As part of its primary mission to ensure that the nation's nuclear stockpile is safe, secure, and reliable with no additional nuclear tests, WCI scientists perform simulations which employ concepts from a broad range of basic sciences, including high-energy density physics, plasma physics, fluid dynamics, turbulence, radiation transfer, particle transport, atomic physics, nuclear physics, materials science, equations of state, opacity, and strength.
Kelvin-Helmholtz plasma vortices in a high energy density plasma state from a laser experiment.
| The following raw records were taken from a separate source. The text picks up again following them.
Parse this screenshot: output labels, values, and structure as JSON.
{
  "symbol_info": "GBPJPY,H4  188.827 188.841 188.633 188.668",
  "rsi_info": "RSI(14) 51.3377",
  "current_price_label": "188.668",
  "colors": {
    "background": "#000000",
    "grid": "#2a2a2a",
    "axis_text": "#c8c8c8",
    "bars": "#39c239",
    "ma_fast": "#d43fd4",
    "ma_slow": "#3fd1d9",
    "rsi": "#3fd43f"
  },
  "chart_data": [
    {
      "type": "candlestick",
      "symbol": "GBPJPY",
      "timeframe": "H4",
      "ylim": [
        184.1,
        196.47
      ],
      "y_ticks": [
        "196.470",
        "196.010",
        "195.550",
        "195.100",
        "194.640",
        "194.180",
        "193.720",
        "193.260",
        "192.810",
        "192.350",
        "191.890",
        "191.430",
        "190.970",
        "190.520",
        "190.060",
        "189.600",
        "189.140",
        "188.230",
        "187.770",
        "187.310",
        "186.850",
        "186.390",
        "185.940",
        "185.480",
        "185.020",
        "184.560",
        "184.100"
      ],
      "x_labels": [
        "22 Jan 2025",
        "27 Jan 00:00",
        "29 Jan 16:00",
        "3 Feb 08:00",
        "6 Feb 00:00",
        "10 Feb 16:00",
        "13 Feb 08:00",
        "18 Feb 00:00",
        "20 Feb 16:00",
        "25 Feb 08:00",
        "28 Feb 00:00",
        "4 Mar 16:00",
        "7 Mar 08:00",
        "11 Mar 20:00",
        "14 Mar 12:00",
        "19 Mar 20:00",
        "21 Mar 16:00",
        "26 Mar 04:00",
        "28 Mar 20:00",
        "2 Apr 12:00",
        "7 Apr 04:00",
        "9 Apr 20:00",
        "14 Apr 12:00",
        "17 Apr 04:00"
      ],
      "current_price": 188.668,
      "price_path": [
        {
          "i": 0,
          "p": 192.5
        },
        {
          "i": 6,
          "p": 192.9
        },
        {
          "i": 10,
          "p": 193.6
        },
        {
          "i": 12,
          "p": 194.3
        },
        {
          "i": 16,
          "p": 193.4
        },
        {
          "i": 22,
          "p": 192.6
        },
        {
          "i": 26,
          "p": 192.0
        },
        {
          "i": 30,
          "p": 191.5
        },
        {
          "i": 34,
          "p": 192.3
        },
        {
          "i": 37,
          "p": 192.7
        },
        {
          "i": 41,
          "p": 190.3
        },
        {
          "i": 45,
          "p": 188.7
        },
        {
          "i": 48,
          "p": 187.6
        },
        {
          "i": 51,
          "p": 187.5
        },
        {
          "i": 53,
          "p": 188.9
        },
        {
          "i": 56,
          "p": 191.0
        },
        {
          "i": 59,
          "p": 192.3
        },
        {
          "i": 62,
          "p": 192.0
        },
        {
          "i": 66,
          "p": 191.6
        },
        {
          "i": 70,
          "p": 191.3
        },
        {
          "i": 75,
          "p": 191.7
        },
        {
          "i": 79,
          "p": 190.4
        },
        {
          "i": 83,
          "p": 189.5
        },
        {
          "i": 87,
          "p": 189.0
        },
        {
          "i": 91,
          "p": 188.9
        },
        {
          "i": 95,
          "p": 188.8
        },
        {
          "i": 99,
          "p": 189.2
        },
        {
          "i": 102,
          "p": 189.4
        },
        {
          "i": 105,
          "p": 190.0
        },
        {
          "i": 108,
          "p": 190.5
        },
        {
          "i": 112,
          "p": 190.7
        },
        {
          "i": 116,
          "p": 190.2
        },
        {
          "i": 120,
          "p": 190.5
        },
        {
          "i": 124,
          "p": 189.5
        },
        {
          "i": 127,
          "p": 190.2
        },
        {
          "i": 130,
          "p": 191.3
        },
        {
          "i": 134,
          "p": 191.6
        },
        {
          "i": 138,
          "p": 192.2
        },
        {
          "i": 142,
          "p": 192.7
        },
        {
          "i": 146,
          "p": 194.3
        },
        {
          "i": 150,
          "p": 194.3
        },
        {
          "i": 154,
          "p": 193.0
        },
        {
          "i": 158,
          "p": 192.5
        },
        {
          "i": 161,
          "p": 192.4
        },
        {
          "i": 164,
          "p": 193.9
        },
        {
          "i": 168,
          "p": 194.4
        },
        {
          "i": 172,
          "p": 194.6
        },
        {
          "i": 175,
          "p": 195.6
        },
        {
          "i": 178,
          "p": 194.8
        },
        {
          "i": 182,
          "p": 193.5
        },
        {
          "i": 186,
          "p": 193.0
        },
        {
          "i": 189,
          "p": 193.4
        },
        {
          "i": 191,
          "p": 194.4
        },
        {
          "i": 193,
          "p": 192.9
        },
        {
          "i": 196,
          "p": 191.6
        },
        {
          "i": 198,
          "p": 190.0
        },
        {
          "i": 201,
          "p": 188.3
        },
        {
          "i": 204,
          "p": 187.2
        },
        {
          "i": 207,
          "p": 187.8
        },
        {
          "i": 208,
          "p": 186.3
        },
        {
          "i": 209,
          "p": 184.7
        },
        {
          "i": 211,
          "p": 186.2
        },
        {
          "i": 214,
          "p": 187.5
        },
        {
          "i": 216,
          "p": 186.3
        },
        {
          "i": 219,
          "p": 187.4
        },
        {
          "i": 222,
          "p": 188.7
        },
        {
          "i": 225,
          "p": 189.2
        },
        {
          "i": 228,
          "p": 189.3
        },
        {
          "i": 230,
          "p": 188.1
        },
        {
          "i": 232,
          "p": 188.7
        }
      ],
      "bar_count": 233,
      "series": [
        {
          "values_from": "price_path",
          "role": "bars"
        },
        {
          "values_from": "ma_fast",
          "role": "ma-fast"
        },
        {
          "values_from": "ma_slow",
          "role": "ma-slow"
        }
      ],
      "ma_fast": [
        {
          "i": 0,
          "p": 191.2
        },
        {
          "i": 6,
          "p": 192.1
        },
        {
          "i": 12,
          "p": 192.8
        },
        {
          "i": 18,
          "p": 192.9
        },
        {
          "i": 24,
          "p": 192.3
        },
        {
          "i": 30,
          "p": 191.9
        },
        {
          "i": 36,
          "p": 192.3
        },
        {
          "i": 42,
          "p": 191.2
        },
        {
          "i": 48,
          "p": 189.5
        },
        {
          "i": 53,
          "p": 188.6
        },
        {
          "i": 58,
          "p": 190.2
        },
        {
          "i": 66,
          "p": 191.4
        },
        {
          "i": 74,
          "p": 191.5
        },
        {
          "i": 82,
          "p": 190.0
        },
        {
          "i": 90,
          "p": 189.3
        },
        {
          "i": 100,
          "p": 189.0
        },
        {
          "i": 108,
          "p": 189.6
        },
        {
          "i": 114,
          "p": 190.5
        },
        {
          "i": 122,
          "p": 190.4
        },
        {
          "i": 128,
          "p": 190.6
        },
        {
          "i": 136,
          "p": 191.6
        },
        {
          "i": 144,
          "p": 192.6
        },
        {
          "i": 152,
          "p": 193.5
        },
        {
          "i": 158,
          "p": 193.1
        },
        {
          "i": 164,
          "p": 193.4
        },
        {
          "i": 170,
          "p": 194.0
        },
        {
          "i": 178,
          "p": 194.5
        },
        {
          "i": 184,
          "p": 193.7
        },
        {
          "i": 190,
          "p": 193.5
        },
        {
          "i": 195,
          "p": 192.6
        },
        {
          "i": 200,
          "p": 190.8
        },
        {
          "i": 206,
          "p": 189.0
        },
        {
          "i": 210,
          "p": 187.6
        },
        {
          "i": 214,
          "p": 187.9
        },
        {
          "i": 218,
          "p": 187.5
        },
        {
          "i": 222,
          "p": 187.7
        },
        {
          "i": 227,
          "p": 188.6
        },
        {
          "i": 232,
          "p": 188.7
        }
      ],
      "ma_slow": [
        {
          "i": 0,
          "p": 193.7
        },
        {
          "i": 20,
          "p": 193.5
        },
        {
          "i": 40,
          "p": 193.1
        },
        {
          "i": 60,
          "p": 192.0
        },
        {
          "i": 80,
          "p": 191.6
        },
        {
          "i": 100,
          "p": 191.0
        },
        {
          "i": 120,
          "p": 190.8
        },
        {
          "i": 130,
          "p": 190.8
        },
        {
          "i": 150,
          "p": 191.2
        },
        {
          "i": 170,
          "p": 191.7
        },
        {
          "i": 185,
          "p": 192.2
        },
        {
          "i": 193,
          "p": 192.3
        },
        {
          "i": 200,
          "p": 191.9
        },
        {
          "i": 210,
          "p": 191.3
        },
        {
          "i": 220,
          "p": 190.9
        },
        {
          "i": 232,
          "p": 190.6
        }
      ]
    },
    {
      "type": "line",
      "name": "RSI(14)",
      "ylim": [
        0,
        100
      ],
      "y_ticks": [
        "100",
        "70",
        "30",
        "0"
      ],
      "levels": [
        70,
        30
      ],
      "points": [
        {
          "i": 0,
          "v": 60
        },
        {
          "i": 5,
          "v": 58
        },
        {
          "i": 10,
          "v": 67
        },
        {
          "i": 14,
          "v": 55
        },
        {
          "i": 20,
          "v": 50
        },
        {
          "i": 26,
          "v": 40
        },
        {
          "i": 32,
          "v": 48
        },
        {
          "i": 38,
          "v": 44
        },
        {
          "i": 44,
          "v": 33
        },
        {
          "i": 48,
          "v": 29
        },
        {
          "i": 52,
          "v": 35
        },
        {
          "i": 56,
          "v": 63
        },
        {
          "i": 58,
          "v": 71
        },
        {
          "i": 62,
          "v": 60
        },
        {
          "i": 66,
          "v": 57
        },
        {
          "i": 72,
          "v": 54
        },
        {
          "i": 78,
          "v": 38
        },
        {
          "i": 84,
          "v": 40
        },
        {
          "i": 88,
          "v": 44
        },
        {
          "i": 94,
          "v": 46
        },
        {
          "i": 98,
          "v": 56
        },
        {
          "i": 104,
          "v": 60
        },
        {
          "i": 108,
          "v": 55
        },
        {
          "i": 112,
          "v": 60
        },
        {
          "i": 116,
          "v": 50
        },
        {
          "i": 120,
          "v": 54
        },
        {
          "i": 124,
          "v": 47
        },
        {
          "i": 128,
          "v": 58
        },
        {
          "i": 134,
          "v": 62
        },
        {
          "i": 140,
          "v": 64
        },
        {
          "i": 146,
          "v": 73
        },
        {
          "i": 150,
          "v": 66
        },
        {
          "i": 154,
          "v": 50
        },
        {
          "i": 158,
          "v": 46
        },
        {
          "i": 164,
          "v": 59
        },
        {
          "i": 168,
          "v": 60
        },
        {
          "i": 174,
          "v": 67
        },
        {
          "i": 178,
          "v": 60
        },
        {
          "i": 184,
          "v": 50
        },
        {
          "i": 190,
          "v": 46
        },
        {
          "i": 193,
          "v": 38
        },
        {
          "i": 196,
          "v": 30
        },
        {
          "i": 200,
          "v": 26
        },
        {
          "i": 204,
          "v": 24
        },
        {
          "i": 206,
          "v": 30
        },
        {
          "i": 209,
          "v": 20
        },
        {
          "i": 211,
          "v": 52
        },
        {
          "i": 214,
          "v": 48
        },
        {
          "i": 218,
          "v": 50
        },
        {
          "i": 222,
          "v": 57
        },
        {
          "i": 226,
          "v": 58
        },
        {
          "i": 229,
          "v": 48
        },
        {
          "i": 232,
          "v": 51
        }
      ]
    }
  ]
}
This radiographic image shows the formation of vortices, subsequent unstable roll-up, and final turbulent break-up, taking about 75 nanoseconds and covering about 1,400 microns.
This movie shows simulations performed in CALE that were used to design the experiment (left). See O. A. Hurricane et al., Phys. Plasmas, 16, 056305 (2009) and E. C. Harding et al., Phys. Rev. Lett. 103, 045005 (2009) for more details.
Each of these areas is crucial for the mission of LLNL and are used together in integrated simulations. However, basic science simulations that isolate specific phenomenon coupled with pertinent experimental data provide firm validation for the integrated simulations.